**Collected data entries:**
※
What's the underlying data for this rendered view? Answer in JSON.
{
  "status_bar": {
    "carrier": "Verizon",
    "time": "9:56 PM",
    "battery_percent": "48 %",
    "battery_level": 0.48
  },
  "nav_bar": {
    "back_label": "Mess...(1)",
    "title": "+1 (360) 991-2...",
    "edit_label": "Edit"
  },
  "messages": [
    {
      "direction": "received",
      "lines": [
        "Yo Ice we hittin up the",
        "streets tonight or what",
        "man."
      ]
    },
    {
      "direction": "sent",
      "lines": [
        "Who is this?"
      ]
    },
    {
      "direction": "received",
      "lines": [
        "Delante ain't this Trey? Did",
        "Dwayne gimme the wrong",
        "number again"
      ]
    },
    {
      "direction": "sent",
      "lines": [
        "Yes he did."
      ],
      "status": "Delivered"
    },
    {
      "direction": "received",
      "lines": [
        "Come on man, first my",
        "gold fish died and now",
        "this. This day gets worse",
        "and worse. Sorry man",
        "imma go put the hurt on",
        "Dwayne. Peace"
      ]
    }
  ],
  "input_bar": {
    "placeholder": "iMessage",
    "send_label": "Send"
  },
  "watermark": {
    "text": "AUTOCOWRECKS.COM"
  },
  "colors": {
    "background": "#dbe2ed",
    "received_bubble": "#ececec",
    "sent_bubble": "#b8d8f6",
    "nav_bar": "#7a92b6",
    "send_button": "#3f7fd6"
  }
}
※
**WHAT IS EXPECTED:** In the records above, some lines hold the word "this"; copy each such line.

**EXERCISE RESULT:**
What's the underlying data for this rendered view? Answer in JSON.
        "Who is this?"
        "Delante ain't this Trey? Did",
        "this. This day gets worse",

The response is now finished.